In the face of these commodity challenges, we live in a world of conflicting perception pressures. Most of us have heard of NIMBY – Not In My BackYard. Well recently, I read another acronym in a CERI publication that used BANANA – Build Absolutely Nothing Anywhere Near Anybody. This is truly the conflicted world that we exist in – we lack in our political leaders the big picture mentality that clearly sees, defines and deals with the conflict between the need for energy, the price we are willing to pay, and the sustainability of the environment.
I like to tell a story of sitting at a Federal Government roundtable on Energy a couple of years ago here in Calgary. The room was full of government types – both from Alberta and the Federal Government. A gentleman from the Alberta Government provided the gov’t-think for electricity in the future. It was clear that the use of clean coal would tail off in the very immediate future and continue on a steep slope towards zero over the next couple of decades. Eco-friendly sources would quickly supplement coal. I questioned the fellow on what Alberta’s current percentage of electricity was generated by clean coal to which he mumbled somewhere north of 75 %. I challenged his theory then citing Ontario’s recent move (at that time) to throw out electricity deregulation and Ernie Eve’s further move to lower the electricity price to the consumer to 4 cents – in fact taking the price back a number of years. What good could this do? – a short-term political solution that would have to be paid for in the future. How then could this translate to the use of eco-friendly energy sources in our province? Coal plants are built in the foothills next to the source. We, as urban environmentalists, never see them but they deliver electricity at amazingly cheap rates – mere pennies. And to my knowledge, other than through government subsidization (i.e. buying wind power to run the Calgary LRT), I was unaware of any model that supported a 2 times or 5 times price increase to meet some other objective at the consumer level. One other government type informed me that his teenage daughters would never allow for the use of such energy sources in the future – the upcoming generations were true environmentalists. Ah, the true idealism of our youth, those that live at home with Mom and Dad and/or at university that can afford such noble pursuits. What are they prepared to give up, I asked, for their high standard of living?

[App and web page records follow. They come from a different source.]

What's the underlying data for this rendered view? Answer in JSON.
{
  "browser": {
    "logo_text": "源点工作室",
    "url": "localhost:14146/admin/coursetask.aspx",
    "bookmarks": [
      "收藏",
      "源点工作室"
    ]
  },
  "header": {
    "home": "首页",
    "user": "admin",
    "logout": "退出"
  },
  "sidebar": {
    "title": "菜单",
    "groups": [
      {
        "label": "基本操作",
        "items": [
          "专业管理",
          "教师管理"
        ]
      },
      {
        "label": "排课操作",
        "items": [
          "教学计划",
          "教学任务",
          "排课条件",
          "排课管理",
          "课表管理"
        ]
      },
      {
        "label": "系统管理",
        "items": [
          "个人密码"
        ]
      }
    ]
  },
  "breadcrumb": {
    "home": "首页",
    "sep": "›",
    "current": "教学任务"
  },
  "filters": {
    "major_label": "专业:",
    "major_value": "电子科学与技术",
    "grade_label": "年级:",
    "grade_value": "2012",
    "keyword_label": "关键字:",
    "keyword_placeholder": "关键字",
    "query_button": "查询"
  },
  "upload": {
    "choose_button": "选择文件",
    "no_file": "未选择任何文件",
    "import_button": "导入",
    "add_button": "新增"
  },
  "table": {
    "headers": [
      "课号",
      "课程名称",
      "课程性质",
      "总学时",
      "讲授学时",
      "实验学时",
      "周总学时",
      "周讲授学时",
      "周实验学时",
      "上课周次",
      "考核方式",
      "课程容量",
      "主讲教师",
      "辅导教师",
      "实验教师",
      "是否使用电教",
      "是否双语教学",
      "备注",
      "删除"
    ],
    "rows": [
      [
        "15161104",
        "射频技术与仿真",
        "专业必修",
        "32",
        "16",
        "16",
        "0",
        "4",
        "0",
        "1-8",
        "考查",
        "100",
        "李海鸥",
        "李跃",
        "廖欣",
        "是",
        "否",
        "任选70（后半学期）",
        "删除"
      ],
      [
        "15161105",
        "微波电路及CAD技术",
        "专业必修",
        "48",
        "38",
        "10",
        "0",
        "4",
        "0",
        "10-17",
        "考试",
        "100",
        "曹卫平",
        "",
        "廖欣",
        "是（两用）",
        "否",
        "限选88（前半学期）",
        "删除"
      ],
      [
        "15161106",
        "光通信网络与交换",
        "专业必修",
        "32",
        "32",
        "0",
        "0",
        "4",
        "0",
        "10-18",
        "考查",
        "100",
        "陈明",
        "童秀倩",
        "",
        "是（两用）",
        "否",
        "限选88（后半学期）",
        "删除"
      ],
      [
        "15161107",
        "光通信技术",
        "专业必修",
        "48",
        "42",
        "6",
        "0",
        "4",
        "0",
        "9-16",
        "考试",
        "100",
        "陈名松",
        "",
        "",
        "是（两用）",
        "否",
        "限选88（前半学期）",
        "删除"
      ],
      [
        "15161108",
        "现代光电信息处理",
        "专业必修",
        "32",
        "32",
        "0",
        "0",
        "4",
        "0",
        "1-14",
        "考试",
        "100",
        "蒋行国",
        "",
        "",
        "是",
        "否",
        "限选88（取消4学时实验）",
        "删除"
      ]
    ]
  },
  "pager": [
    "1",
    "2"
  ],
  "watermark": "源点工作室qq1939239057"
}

Take it for what it is worth – fossil fuels have clearly accelerated the development of mankind. They have allowed for man to move off our hourly pursuits – whether it was farming for food, hunting for food, or even in hourly jobs for the currency of the day. They have raised the general standard of living to unprecedented levels – our houses are filled with technology, we shower ourselves with items of enjoyment that have no particular necessary use, we travel the world, and in fact, it might be said that we enjoy life. Perhaps all of this accelerates us to the cliff quicker – who knows but suffice it to say that mankind is a pretty resilient creature (picture some naked caveman surviving against much more powerful animals in his day) and one hopes those youth of today and tomorrow will transform their idealism into working solutions for the world.
From the Thursday Files
Worry does not empty tomorrow of its sorrow; it empties today of its strength.
Corrie Ten Boom